The Southeast ADA Center developed and maintains three fully accessible ADA web courses. These ADA National Network courses are free and may be taken at any time.

  • The ADA Basic Building Blocks Course, the only comprehensive online course covering all titles of the ADA, has been taken by 43,115 participants. Participants who meet course requirements are eligible for CRCC and CEU continuing education credits.

  • At Your Service: Welcoming Customers with Disabilities provides participants, particularly frontline staff, with the ADA information and background they need to serve people with disabilities effectively and courteously. It has been taken by 24,017 individuals. Participants who meet course requirements are eligible for CRCC and CEU continuing education credits.

  • ADA Title II Tutorial: An Overview of Title II of the Americans with Disabilities Act is designed to provide ADA Coordinators, state and local government staff, and others with the basic principles and core concepts of Title II of the Americans with Disabilities Act of 1990 (ADA) and the Americans with Disabilities Amendments Act (ADAAA). To date, the course has been completed by 22,796 individuals.

State, Regional, and National Partnerships

The Southeast ADA Center partners with several organizations on the state, regional, and national levels to ensure that direct service professionals working with people with disabilities or students who have in interest in disability have accurate information on the Americans with Disabilities Act. Our partners include the following organizations.

State

ATL Next: ADA Advisory Committee for Hartsfield-Jackson Atlanta International Airport: This eleven-member group assists airport management in identifying travel barriers and recommending ways to address the needs of the public and airport guests who have disabilities. A SEADA staff person serves on the Committee and provides guidance on ADA-related issues.

Georgia APSE (Association of People Supporting Employment First): Georgia APSE is the state chapter of APSE National. A SEADA staff person is on the Georgia APSE Board of Directors and is currently chairing the Training Work Group. The Center and GA APSE are working together to provide ADA training to supported employment professionals.
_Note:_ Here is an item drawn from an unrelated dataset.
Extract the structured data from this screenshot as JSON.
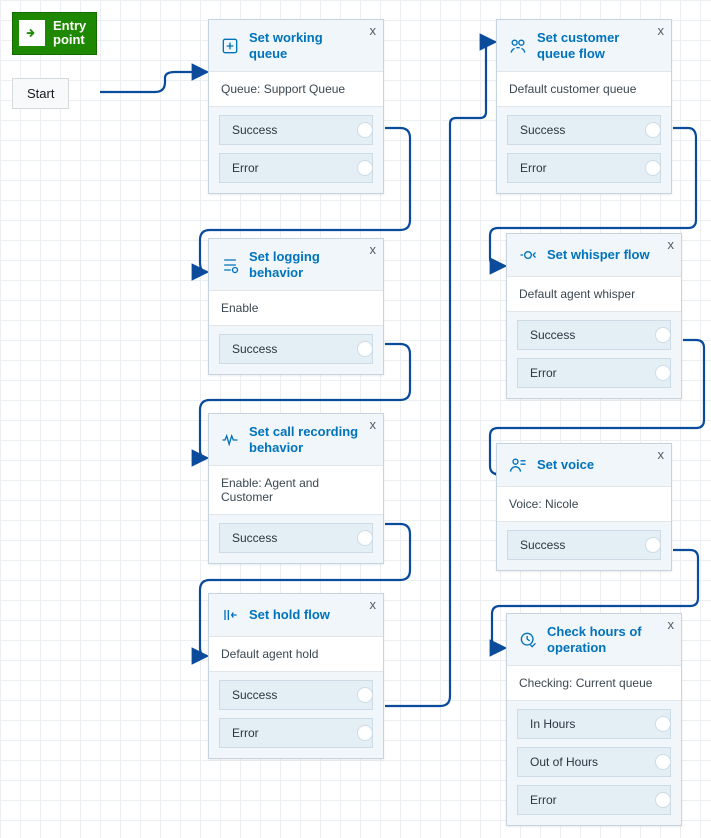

Georgia Emergency Preparedness Coalition for Individuals with Disabilities and Older Adults: Consists of stakeholder agencies throughout Georgia and serves as a key group in statewide preparedness efforts. A SEADA staff person serves on the Coalition, provides guidance on ADA-related issues, and is active in the Training and Technical Guidance (TTG) and the Functional and Access Needs Guide subcommittees.

Morehouse College: a historically black college in Atlanta, Georgia. The Center provides one internship per semester for one Morehouse student. The internship provides the opportunity for students to learn about the Americans with Disabilities Act, disability culture, and research.
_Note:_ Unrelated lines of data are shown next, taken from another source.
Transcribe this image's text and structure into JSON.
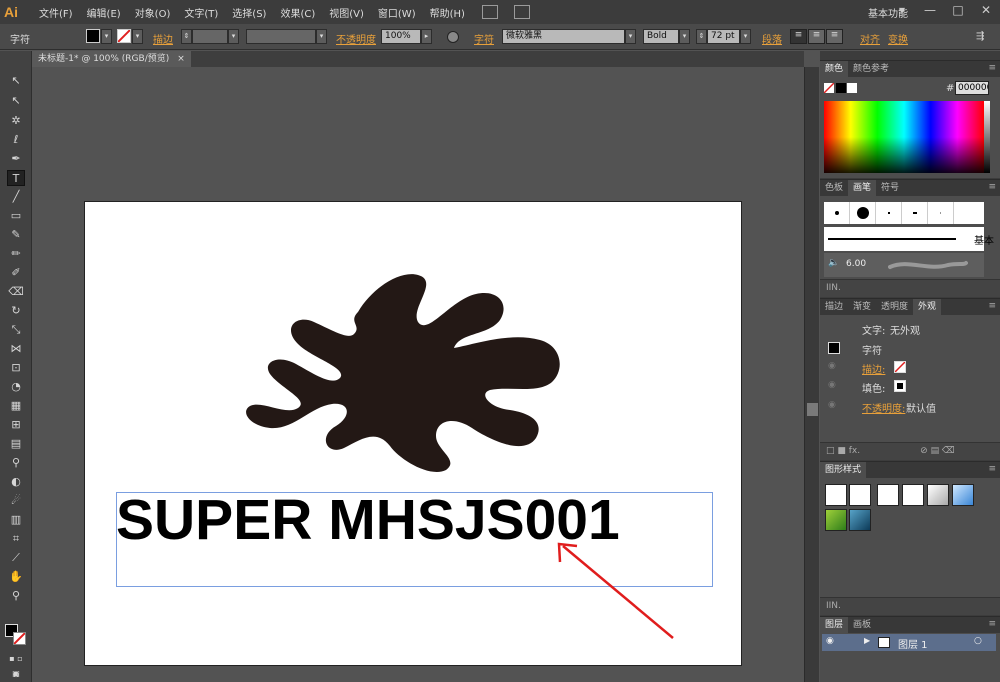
{
  "app": {
    "logo": "Ai",
    "menu": [
      "文件(F)",
      "编辑(E)",
      "对象(O)",
      "文字(T)",
      "选择(S)",
      "效果(C)",
      "视图(V)",
      "窗口(W)",
      "帮助(H)"
    ],
    "workspace": "基本功能",
    "window_buttons": [
      "▾",
      "—",
      "□",
      "✕"
    ]
  },
  "controlbar": {
    "selection_label": "字符",
    "stroke_label": "描边",
    "opacity_label": "不透明度",
    "opacity_value": "100%",
    "char_label": "字符",
    "font_family": "微软雅黑",
    "font_style": "Bold",
    "font_size": "72 pt",
    "paragraph_label": "段落",
    "align_label": "对齐",
    "transform_label": "变换",
    "colors": {
      "fill": "#000000",
      "stroke": "#ffffff"
    }
  },
  "document": {
    "tab_title": "未标题-1* @ 100% (RGB/预览)",
    "tab_close": "×",
    "text_content": "SUPER MHSJS001"
  },
  "panels": {
    "color": {
      "tabs": [
        "颜色",
        "颜色参考"
      ],
      "hex_label": "#",
      "hex_value": "000000"
    },
    "brushes": {
      "tabs": [
        "色板",
        "画笔",
        "符号"
      ],
      "basic_label": "基本",
      "size_value": "6.00"
    },
    "appearance": {
      "tabs": [
        "描边",
        "渐变",
        "透明度",
        "外观"
      ],
      "header_label": "文字:",
      "header_value": "无外观",
      "rows": [
        {
          "label": "字符",
          "value": ""
        },
        {
          "label": "描边:",
          "value": ""
        },
        {
          "label": "填色:",
          "value": ""
        },
        {
          "label": "不透明度:",
          "value": "默认值"
        }
      ]
    },
    "graphic_styles": {
      "tabs": [
        "图形样式"
      ]
    },
    "layers": {
      "tabs": [
        "图层",
        "画板"
      ],
      "layer_name": "图层 1"
    }
  }
}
Spelman College: a historically black college in Atlanta, Georgia. The Center provides one internship for Spelman students. The internship provides the opportunity for students to learn about the Americans with Disabilities Act, disability culture, and research.
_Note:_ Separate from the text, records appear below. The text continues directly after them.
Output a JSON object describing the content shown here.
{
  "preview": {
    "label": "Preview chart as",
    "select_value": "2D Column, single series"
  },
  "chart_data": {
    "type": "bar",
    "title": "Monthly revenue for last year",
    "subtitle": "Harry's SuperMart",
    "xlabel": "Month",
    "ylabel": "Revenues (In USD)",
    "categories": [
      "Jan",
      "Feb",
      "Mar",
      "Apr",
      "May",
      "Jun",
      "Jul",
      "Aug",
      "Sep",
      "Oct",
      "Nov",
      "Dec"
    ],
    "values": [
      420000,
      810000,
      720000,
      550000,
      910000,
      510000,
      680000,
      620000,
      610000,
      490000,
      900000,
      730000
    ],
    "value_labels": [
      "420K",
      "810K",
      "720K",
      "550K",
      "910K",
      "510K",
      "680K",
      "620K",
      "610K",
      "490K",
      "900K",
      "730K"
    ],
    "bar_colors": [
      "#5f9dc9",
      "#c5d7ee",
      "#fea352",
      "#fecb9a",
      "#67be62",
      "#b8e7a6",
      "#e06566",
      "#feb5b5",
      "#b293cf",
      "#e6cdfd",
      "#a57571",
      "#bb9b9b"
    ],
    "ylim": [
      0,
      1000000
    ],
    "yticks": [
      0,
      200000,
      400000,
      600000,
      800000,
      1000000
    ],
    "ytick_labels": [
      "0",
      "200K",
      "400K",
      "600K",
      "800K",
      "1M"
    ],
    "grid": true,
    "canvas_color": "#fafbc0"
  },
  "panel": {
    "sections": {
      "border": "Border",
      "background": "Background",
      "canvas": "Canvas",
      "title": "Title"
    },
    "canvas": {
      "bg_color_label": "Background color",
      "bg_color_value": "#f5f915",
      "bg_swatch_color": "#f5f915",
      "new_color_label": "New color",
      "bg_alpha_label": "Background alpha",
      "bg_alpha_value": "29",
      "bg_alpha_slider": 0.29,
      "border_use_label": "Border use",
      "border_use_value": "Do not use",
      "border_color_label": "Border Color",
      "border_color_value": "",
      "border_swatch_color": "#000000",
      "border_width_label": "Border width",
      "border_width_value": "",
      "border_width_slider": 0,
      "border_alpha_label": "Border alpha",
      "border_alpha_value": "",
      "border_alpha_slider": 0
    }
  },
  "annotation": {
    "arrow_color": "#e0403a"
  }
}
Regional

Southeast Center Director’s Association (SECDA): an organization that includes representatives from the majority of the Centers for Independent Living (CIL) across the Southeast. We provide the opportunity for 1-2 staff members per CIL in the Southeast region to participate in the ADA Trainer Network – Southeast’s (ATN-SE) Train the Trainer Program. As an ATN-SE member, this allows CIL staff to build capacity to provide basic ADA training in the local community.

National

APSE (Association of People Supporting Employment First): the leading national advocacy organization promoting the full inclusion of people with disabilities in the workforce and their community. This partnership allows the Center to expand its opportunities to provide ADA resources and training to supported employment providers and job seekers across the Southeast and the nation.

Best Buddies International’s Best Buddies Jobs Program: Secures jobs for people with intellectual and developmental disabilities, allowing them to earn an income, pay taxes, and continuously and independently support themselves. The Center collaborates with Best Buddies Jobs to provide four-webinars per year for staff on a variety of ADA and disability related topics.